▶ [AIM OF THE EXERCISE]
Given the entries below, copy each of them out exactly.

=== MATERIAL PROVIDED ===

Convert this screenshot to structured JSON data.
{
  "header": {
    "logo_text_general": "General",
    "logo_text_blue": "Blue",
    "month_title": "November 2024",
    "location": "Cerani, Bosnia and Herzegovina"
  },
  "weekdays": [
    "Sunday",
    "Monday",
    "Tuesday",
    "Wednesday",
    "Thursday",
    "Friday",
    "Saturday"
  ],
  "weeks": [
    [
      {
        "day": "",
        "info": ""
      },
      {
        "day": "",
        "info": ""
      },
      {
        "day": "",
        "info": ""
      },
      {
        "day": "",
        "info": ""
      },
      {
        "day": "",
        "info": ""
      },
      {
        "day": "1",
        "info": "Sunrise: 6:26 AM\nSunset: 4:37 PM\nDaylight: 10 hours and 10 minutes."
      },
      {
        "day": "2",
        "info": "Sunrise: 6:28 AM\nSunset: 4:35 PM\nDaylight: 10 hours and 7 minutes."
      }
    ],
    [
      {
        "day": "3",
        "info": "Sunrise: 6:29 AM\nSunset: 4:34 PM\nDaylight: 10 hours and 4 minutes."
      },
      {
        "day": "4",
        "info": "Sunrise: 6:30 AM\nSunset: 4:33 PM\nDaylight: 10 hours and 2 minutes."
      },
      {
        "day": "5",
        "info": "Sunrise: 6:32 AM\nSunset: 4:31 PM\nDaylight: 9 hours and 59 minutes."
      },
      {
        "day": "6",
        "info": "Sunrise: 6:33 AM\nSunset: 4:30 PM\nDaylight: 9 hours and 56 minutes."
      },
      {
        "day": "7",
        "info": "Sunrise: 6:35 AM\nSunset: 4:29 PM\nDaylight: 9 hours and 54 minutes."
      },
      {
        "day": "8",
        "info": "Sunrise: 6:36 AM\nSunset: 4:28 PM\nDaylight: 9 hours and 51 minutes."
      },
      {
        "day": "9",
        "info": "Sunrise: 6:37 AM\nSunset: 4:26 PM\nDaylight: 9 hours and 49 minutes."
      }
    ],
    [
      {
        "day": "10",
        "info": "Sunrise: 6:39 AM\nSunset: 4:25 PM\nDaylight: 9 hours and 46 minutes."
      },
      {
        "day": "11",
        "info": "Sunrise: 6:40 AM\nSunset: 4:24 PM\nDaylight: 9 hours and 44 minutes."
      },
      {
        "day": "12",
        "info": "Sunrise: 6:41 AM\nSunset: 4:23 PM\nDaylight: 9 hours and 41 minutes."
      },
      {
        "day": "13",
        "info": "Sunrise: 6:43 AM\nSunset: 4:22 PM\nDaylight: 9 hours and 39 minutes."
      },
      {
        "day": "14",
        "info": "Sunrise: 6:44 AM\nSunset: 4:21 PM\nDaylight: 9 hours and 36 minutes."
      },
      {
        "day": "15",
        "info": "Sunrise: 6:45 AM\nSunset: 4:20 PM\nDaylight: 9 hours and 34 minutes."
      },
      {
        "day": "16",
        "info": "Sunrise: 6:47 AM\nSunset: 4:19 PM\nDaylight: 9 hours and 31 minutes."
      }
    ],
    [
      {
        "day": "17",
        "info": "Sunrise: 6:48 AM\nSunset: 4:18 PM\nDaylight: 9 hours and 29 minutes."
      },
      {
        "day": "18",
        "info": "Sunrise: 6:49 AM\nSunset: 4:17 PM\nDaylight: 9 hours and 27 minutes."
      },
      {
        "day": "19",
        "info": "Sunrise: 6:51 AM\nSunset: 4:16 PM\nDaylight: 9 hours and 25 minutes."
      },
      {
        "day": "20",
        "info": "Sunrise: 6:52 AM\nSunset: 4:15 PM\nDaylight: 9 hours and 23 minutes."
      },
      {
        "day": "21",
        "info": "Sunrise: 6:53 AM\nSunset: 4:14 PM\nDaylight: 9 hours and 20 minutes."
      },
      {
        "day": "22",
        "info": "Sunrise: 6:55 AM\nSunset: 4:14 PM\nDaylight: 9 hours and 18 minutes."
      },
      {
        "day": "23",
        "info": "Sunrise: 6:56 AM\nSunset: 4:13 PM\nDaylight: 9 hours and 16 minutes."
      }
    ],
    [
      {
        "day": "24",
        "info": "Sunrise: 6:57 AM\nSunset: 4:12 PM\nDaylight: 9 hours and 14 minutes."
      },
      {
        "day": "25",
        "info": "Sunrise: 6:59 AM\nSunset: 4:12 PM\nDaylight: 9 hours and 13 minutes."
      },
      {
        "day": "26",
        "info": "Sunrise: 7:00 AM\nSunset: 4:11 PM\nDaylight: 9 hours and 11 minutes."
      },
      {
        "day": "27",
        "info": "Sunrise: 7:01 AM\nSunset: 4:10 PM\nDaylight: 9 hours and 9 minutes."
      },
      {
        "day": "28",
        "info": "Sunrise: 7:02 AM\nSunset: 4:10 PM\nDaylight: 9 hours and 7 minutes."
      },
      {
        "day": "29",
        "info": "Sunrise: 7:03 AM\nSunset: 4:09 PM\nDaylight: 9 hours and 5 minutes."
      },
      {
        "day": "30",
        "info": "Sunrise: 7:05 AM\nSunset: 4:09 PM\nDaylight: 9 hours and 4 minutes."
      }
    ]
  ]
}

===

▶ [YOUR SOLUTION]
Convert this screenshot to structured JSON data.
{
  "header": {
    "logo_text_general": "General",
    "logo_text_blue": "Blue",
    "month_title": "November 2024",
    "location": "Cerani, Bosnia and Herzegovina"
  },
  "weekdays": [
    "Sunday",
    "Monday",
    "Tuesday",
    "Wednesday",
    "Thursday",
    "Friday",
    "Saturday"
  ],
  "weeks": [
    [
      {
        "day": "",
        "info": ""
      },
      {
        "day": "",
        "info": ""
      },
      {
        "day": "",
        "info": ""
      },
      {
        "day": "",
        "info": ""
      },
      {
        "day": "",
        "info": ""
      },
      {
        "day": "1",
        "info": "Sunrise: 6:26 AM\nSunset: 4:37 PM\nDaylight: 10 hours and 10 minutes."
      },
      {
        "day": "2",
        "info": "Sunrise: 6:28 AM\nSunset: 4:35 PM\nDaylight: 10 hours and 7 minutes."
      }
    ],
    [
      {
        "day": "3",
        "info": "Sunrise: 6:29 AM\nSunset: 4:34 PM\nDaylight: 10 hours and 4 minutes."
      },
      {
        "day": "4",
        "info": "Sunrise: 6:30 AM\nSunset: 4:33 PM\nDaylight: 10 hours and 2 minutes."
      },
      {
        "day": "5",
        "info": "Sunrise: 6:32 AM\nSunset: 4:31 PM\nDaylight: 9 hours and 59 minutes."
      },
      {
        "day": "6",
        "info": "Sunrise: 6:33 AM\nSunset: 4:30 PM\nDaylight: 9 hours and 56 minutes."
      },
      {
        "day": "7",
        "info": "Sunrise: 6:35 AM\nSunset: 4:29 PM\nDaylight: 9 hours and 54 minutes."
      },
      {
        "day": "8",
        "info": "Sunrise: 6:36 AM\nSunset: 4:28 PM\nDaylight: 9 hours and 51 minutes."
      },
      {
        "day": "9",
        "info": "Sunrise: 6:37 AM\nSunset: 4:26 PM\nDaylight: 9 hours and 49 minutes."
      }
    ],
    [
      {
        "day": "10",
        "info": "Sunrise: 6:39 AM\nSunset: 4:25 PM\nDaylight: 9 hours and 46 minutes."
      },
      {
        "day": "11",
        "info": "Sunrise: 6:40 AM\nSunset: 4:24 PM\nDaylight: 9 hours and 44 minutes."
      },
      {
        "day": "12",
        "info": "Sunrise: 6:41 AM\nSunset: 4:23 PM\nDaylight: 9 hours and 41 minutes."
      },
      {
        "day": "13",
        "info": "Sunrise: 6:43 AM\nSunset: 4:22 PM\nDaylight: 9 hours and 39 minutes."
      },
      {
        "day": "14",
        "info": "Sunrise: 6:44 AM\nSunset: 4:21 PM\nDaylight: 9 hours and 36 minutes."
      },
      {
        "day": "15",
        "info": "Sunrise: 6:45 AM\nSunset: 4:20 PM\nDaylight: 9 hours and 34 minutes."
      },
      {
        "day": "16",
        "info": "Sunrise: 6:47 AM\nSunset: 4:19 PM\nDaylight: 9 hours and 31 minutes."
      }
    ],
    [
      {
        "day": "17",
        "info": "Sunrise: 6:48 AM\nSunset: 4:18 PM\nDaylight: 9 hours and 29 minutes."
      },
      {
        "day": "18",
        "info": "Sunrise: 6:49 AM\nSunset: 4:17 PM\nDaylight: 9 hours and 27 minutes."
      },
      {
        "day": "19",
        "info": "Sunrise: 6:51 AM\nSunset: 4:16 PM\nDaylight: 9 hours and 25 minutes."
      },
      {
        "day": "20",
        "info": "Sunrise: 6:52 AM\nSunset: 4:15 PM\nDaylight: 9 hours and 23 minutes."
      },
      {
        "day": "21",
        "info": "Sunrise: 6:53 AM\nSunset: 4:14 PM\nDaylight: 9 hours and 20 minutes."
      },
      {
        "day": "22",
        "info": "Sunrise: 6:55 AM\nSunset: 4:14 PM\nDaylight: 9 hours and 18 minutes."
      },
      {
        "day": "23",
        "info": "Sunrise: 6:56 AM\nSunset: 4:13 PM\nDaylight: 9 hours and 16 minutes."
      }
    ],
    [
      {
        "day": "24",
        "info": "Sunrise: 6:57 AM\nSunset: 4:12 PM\nDaylight: 9 hours and 14 minutes."
      },
      {
        "day": "25",
        "info": "Sunrise: 6:59 AM\nSunset: 4:12 PM\nDaylight: 9 hours and 13 minutes."
      },
      {
        "day": "26",
        "info": "Sunrise: 7:00 AM\nSunset: 4:11 PM\nDaylight: 9 hours and 11 minutes."
      },
      {
        "day": "27",
        "info": "Sunrise: 7:01 AM\nSunset: 4:10 PM\nDaylight: 9 hours and 9 minutes."
      },
      {
        "day": "28",
        "info": "Sunrise: 7:02 AM\nSunset: 4:10 PM\nDaylight: 9 hours and 7 minutes."
      },
      {
        "day": "29",
        "info": "Sunrise: 7:03 AM\nSunset: 4:09 PM\nDaylight: 9 hours and 5 minutes."
      },
      {
        "day": "30",
        "info": "Sunrise: 7:05 AM\nSunset: 4:09 PM\nDaylight: 9 hours and 4 minutes."
      }
    ]
  ]
}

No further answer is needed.